The Solutrean Atlantic Hypothesis: A View from the Ocean

  title={The Solutrean Atlantic Hypothesis: A View from the Ocean},
  author={Kieran Westley and Justin Dix},
Abstract One current hypothesis for the Pleistocene peopling of the Americas invokes a dispersal by European hunter-gatherers along a biologically productive “corridor” situated on the edge of the sea-ice that filled the Atlantic Ocean during the Last Glacial Maximum (LGM). In this paper, we assert that critical paleoceanographic data underpinning this hypothesis has not yet been examined in sufficient detail. To this end, we present data which show that the corridor may not have existed, and… 

Solutrean Seal Hunters?

The claim for purported similarities in the artifact assemblages of Solutrean Paleolithic foragers (23,500–20,000 cal bp) and Clovis Paleoindians (13,300–12,800 cal bp) has resulted in the resurgence

The origins of the first settlers in the Americas

The recent proposal that North America was first settled by Upper Palaeolithic people from Europe who crossed the Atlantic along the edge of the Arctic ice sheet has generated considerable

A Framework for the Initial Occupation of the Americas
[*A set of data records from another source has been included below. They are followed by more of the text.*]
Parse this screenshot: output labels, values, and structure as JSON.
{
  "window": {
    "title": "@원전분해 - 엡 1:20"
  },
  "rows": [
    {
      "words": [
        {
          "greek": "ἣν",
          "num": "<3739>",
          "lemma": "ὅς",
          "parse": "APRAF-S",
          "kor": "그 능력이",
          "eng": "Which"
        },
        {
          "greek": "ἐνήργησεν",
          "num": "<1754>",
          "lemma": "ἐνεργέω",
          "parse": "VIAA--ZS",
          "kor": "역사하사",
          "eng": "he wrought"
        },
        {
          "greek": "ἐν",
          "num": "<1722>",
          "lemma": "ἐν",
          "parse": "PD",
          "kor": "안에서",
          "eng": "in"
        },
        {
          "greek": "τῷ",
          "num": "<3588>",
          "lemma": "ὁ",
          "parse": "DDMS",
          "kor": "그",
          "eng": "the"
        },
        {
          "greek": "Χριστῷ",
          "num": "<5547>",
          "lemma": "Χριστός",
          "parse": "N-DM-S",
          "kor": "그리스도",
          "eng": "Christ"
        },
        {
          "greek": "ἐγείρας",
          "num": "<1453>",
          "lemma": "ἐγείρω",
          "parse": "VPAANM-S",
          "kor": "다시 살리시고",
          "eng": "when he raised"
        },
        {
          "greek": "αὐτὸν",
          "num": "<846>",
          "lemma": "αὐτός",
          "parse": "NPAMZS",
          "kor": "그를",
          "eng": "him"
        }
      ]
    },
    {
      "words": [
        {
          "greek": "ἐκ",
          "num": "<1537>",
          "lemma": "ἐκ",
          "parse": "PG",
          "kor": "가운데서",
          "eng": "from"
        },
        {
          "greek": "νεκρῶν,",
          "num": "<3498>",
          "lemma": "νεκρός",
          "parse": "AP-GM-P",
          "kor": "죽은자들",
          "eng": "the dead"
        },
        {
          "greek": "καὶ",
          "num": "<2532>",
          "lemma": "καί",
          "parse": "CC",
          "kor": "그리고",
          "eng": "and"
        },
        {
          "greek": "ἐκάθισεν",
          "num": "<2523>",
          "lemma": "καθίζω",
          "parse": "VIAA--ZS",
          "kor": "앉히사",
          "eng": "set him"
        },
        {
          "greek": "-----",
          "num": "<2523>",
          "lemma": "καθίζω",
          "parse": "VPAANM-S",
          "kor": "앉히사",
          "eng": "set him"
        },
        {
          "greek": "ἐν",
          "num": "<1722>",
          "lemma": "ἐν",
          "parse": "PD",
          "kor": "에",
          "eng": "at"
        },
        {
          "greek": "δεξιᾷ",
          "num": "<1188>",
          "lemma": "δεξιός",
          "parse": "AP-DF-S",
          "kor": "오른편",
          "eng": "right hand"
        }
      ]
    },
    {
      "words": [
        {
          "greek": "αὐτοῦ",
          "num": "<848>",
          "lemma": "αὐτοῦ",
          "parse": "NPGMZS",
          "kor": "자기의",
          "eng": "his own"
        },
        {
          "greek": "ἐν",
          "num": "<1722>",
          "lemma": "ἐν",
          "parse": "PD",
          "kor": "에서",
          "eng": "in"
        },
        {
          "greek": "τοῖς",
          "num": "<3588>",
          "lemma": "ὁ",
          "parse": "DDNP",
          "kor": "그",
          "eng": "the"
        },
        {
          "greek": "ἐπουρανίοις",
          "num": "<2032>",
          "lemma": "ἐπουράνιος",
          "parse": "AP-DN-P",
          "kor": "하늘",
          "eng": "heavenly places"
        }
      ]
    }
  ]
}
  • D. Madsen
  • Environmental Science, Geography
  • 2015
Abstract A substantial amount of archaeological data suggests groups with markedly different lithic technologies and subsistence adaptations were widespread throughout both American continents by

Genetic Evidence against a Paleolithic European Contribution to Past or Present Native Americans

ABSTRACT Modern and ancient genomics have recently ignited new debates in the field of peopling of the Americas, sometimes bringing up some odd scenarios. One of those is the Solutrean hypothesis. We

On the Inferred Age and Origin of Lithic Bi-Points from the Eastern Seaboard and their Relevance to the Pleistocene Peopling of North America

Abstract Recently, advocates of an “older -than- Clovis” occupation of eastern North America have suggested that bi-pointed leaf-shaped lanceolate stone bifaces provide definitive evidence of human

Ten years of Solutreans on the ice: a consideration of technological logistics and paleogenetics for assessing the colonization of the Americas

Abstract In 2004, a theory positing that Western Europeans were among the first peoples to colonize North America was published within the pages of World Archaeology. Ten years later this theory



The North Atlantic ice-edge corridor: A possible Palaeolithic route to the New World

The early peopling of the New World has been a topic of intense research since the early twentieth century. We contend that the exclusive focus of research on a Beringian entry point has not been

Ice Age Atlantis? Exploring the Solutrean-Clovis ‘connection’

Abstract Bradley and Stanford (2004) have raised now, in several instances, the claim that European Upper Paleolithic Solutrean peoples colonized North America, and gave rise to the archaeological

An Ice Age Refugium for Large Mammals in the Alexander Archipelago, Southeastern Alaska

Genetic and paleontological evidence are combining to provide a new and surprising picture of mammalian biogeography in southeastern Alaska. Prior to our study, the brown and black bears of the

The Peopling of the New World: Present Evidence, New Theories, and Future Directions

The prevailing archaeological consensus on Paleoindian origins and colonization of the Americas has been shaken by recent wide acknowledgment of pre-Clovis occupation at Monte Verde, Chile, and by

The Last Glacial Maximum in the North Sea Basin: micromorphological evidence of extensive glaciation

Despite a long history of investigation, critical issues regarding the last glacial cycle in northwest Europe remain unresolved. One of these refers to the extent, timing and dynamics of Late

Solutrean Settlement of North America? A Review of Reality

  • L. Straus
  • Environmental Science
    American Antiquity
  • 2000
Abstract The Solutrean techno-complex of southern France and the Iberian Peninsula is an impossible candidate as the “source” for either pre-Clovis or Clovis traditions in North America. Primarily

The Yana RHS Site: Humans in the Arctic Before the Last Glacial Maximum

A newly discovered Paleolithic site on the Yana River, Siberia, at 71°N, lies well above the Arctic circle and dates to 27,000 radiocarbon years before present, during glacial times. This age is

Polynyas and Ice Edge Habitats in Cultural Context: Archaeological Perspectives from Southeast Baffin Island

A combination of paleoclimatic proxies, zooarchaeological data from historic Inuit habitation sites, and Geographic Information System (GIS) studies of modern sea-ice extremes were used to track the

Micropaleontology and palynology of core PAR87A‐10: A 23,000 year record of paleoenvironmental changes in the Gulf of Alaska, northeast North Pacific

Micropaleontological data of core PAR87A-10 reveal that the last glacial interval, prior to 13 ka, was marked by low biogenic fluxes and poor CaCO3 preservation. Quantitative estimates of sea-surface